“I mean the living and acting God, the very Word of the good God of the universe, who is other than created things and all creation ; he is rather the sole and individual Word of the good Father, who has ordered all this universe and illuminates it by his providence. He is the good Word of the good Father, and it is he who has established the order of all things, reconciling opposites and from them forming a single harmony. He is the one, Only-begotten, good God, proceeding from the Father as from a good source, who orders and contains the universe.”

Excerpted from St. Athanasius’ Discourse Against the Gentiles; from the Week 1 of the Year: Thursday Office of Readings.

The Immaculate Conception of the Blessed Virgin Mary

St. Anselm
St. Anselm of Canterbury (AD 1033-1109) was a Benedictine monk, a philosopher, and the father of scholasticism.
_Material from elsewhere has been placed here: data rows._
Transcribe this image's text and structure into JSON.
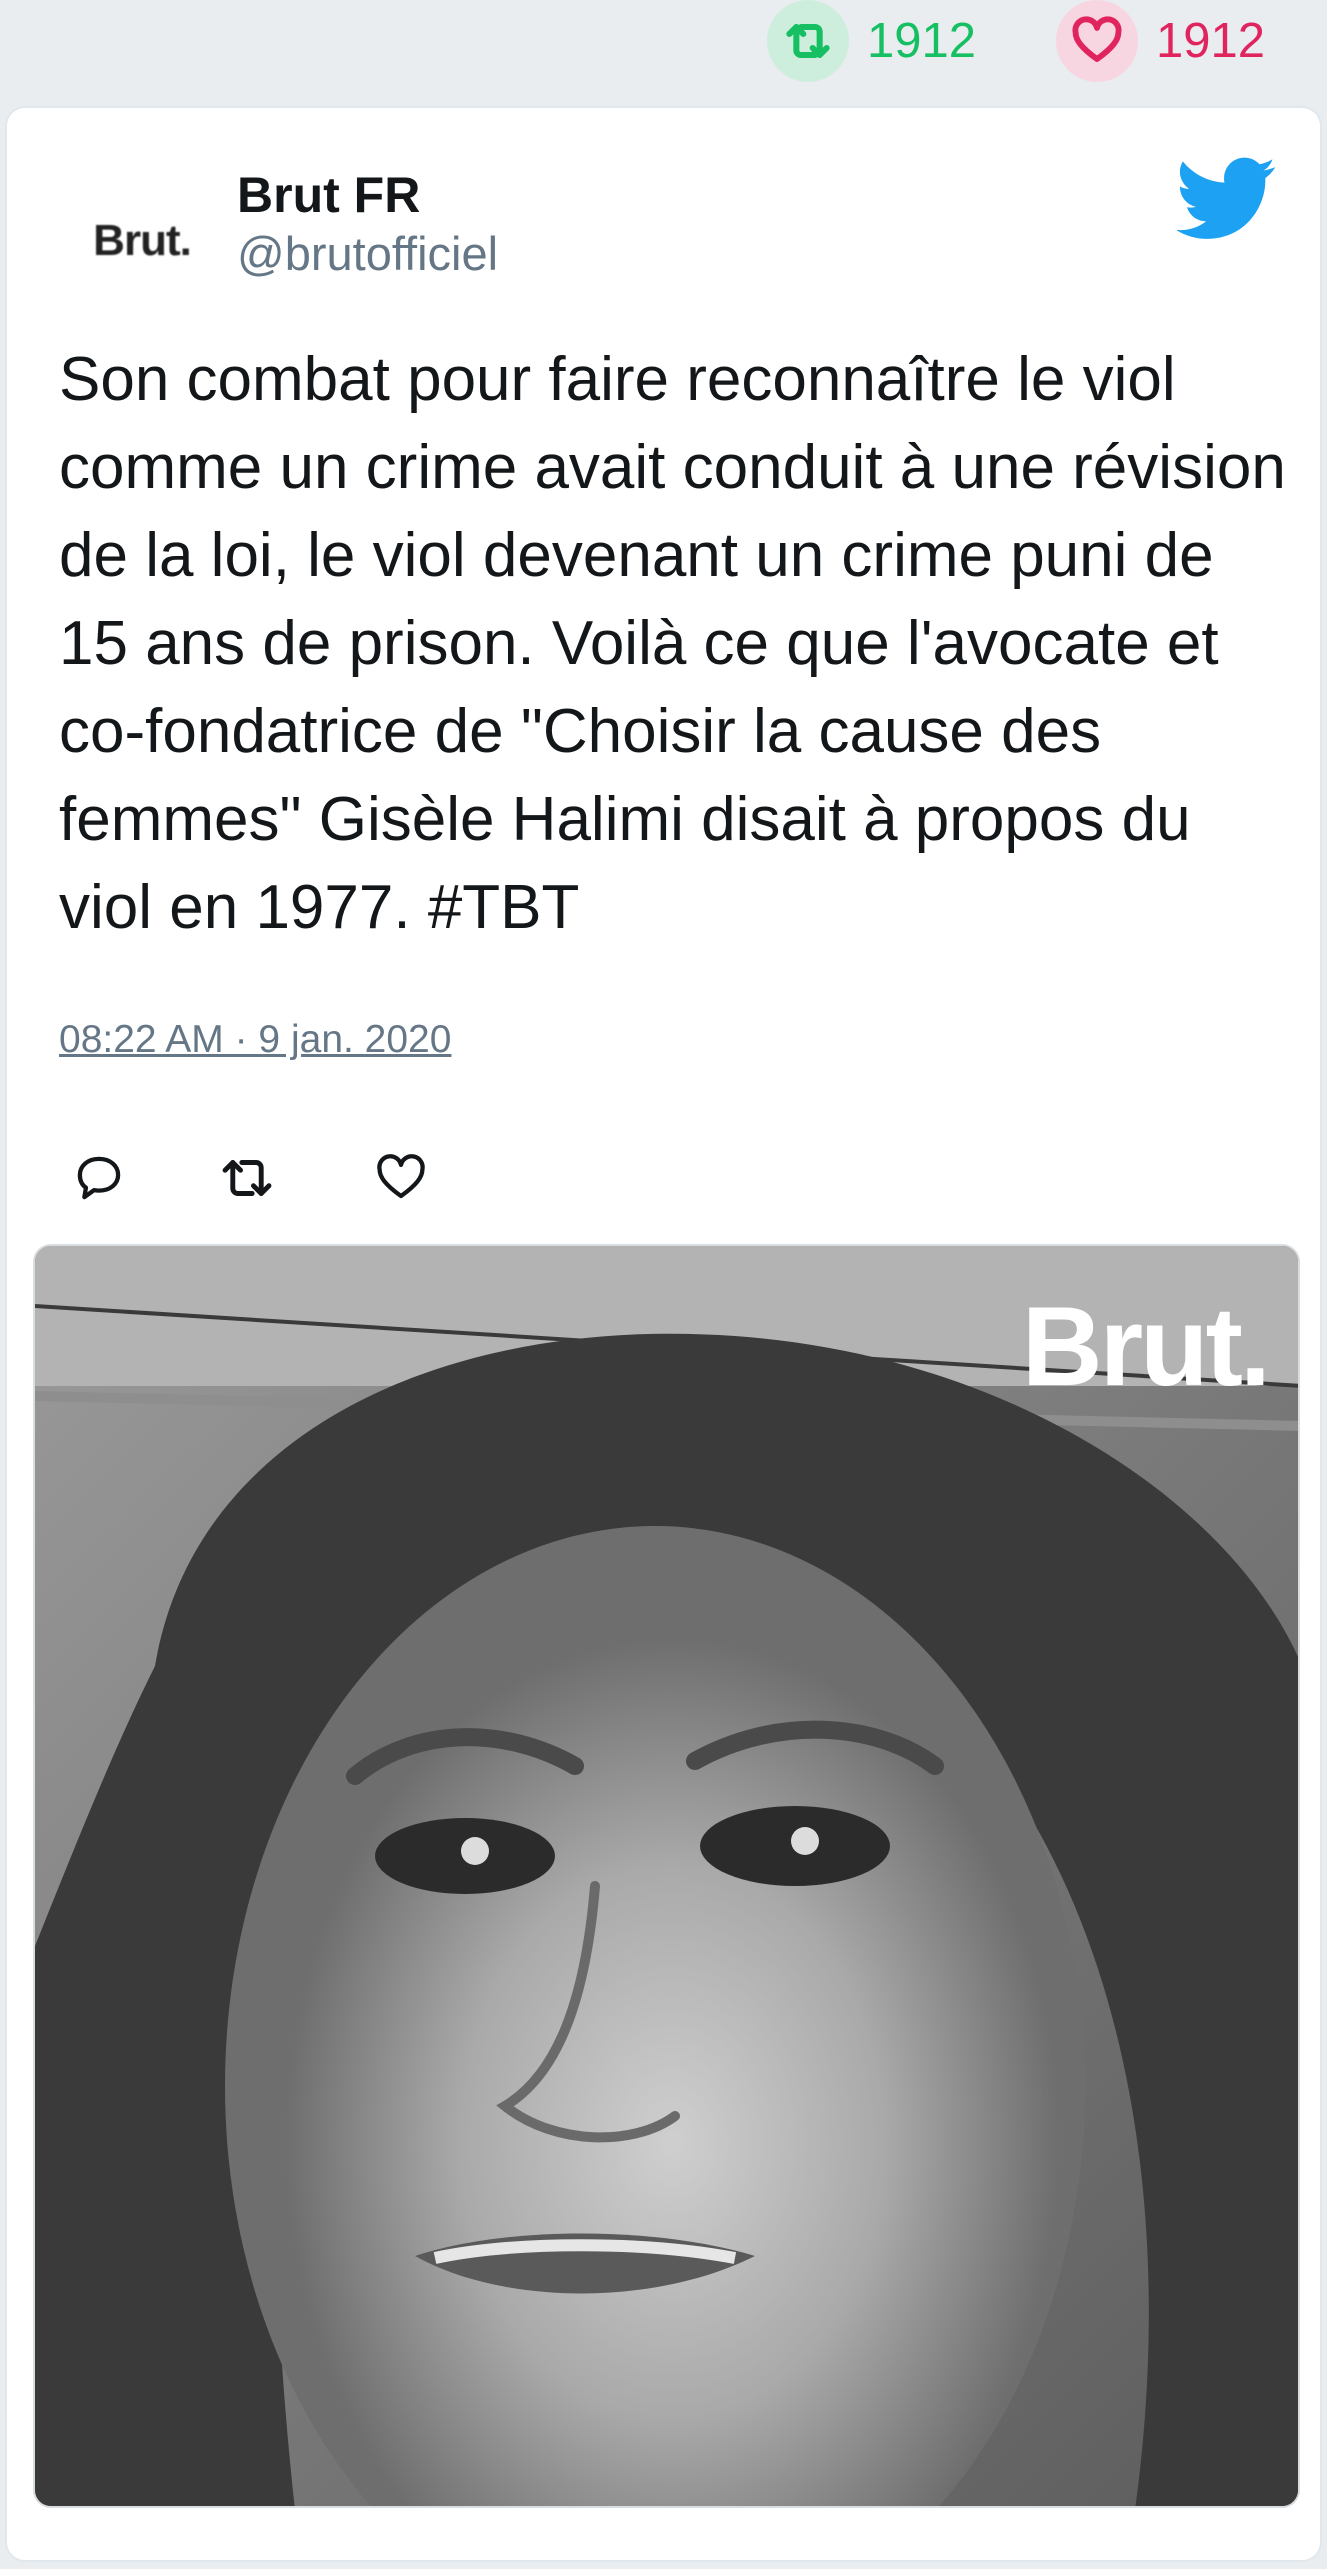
{
  "stats": {
    "retweets": "1912",
    "likes": "1912",
    "retweet_color": "#17bf63",
    "like_color": "#e0245e"
  },
  "tweet": {
    "author_name": "Brut FR",
    "author_handle": "@brutofficiel",
    "avatar_text": "Brut.",
    "text": "Son combat pour faire reconnaître le viol comme un crime avait conduit à une révision de la loi, le viol devenant un crime puni de 15 ans de prison. Voilà ce que l'avocate et co-fondatrice de \"Choisir la cause des femmes\" Gisèle Halimi disait à propos du viol en 1977. #TBT",
    "timestamp": "08:22 AM · 9 jan. 2020",
    "media_watermark": "Brut.",
    "icons": {
      "brand": "twitter-bird-icon",
      "reply": "reply-icon",
      "retweet": "retweet-icon",
      "like": "heart-icon"
    }
  },
  "colors": {
    "twitter_blue": "#1da1f2",
    "text_primary": "#14171a",
    "text_secondary": "#657786"
  }
}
He is best known for his ontological proof of God’s existence.

“O Virgin, by whose blessing all nature is blessed!”

“Sky, stars, earth, rivers, day, night, and all things that are meant to serve man and be for his good rejoice because of you, our Lady. Through you they have returned to life; enriched with a new grace that words cannot describe. When they lost the noble purpose of their nature, for which they had been made, of serving and helping those who praise God, they were like dead things. They were crushed, disfigured, and abused by idol worshipers for whom they had not been made. They rejoice now as if they had come to life again. Now they are made beautiful because they serve and are used by those who believe in God.

“A new and priceless grace has made them almost leap for joy. They have not merely felt God himself, their creator, ruling them invisibly from above, but they have seen him visibly within themselves using them in his work of sanctification. These immense benefits have come through the blessed fruit of the blessed womb of the blessed Mary.
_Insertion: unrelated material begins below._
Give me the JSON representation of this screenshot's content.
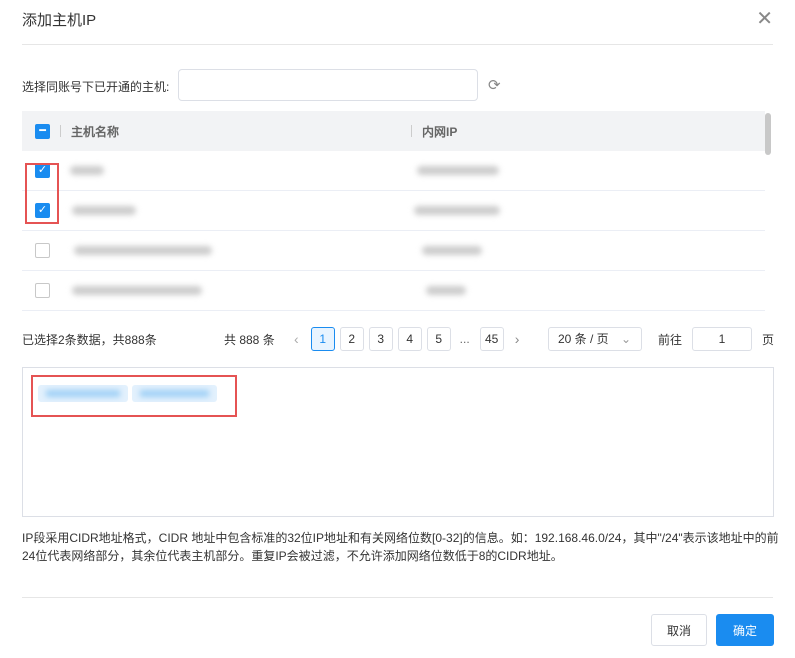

“Through the fullness of your grace, the things in the lower world rejoice in the gift of freedom and the things above the world are gladdened by being renewed. Through the one glorious Son of your glorious virginity all the just who died before his life-giving death rejoice that their captivity has been ended, and the angels delight that their half-ruined city is restored. O woman, full and more than full of grace, all creation has received of the overflow of your fullness and its youth has been renewed! O blessed and more than blessed Virgin, through your blessing all creation is blessed. Not only is creation blessed by the creator, but creation blesses its creator.

“God gave to Mary his Son, the Only-begotten of his heart, equal to himself, whom he loved as himself. From Mary he fashioned himself a Son, not another one but the same, so that by nature there would be one and the same Son both of God and of Mary. Every nature is created by God, and God is born of Mary. God created all things and Mary gave birth to God. God himself, who made all things, made himself from Mary. In this way he remade all that he had made. He who was able to make all things out of nothing, when they have been defaced would not remake them without Mary’s help.

“God is, then, Father of all created things and Mary is mother of all that has been recreated. God is Father of the institution of all things and Mary is the mother of the restitution of all things. God begot him through whom all things were made and Mary gave birth to him through whom all things are saved. God begot him without whom nothing at all exists and Mary gave birth to him without whom nothing that exists is good.

“The Lord is indeed with you. For he granted to you that all nature should owe so great a debt to you jointly with himself. ”

Excerpted from the discourses of St. Anselm; from the 8 December Office of Readings – The Immaculate Conception of the Blessed Virgin Mary.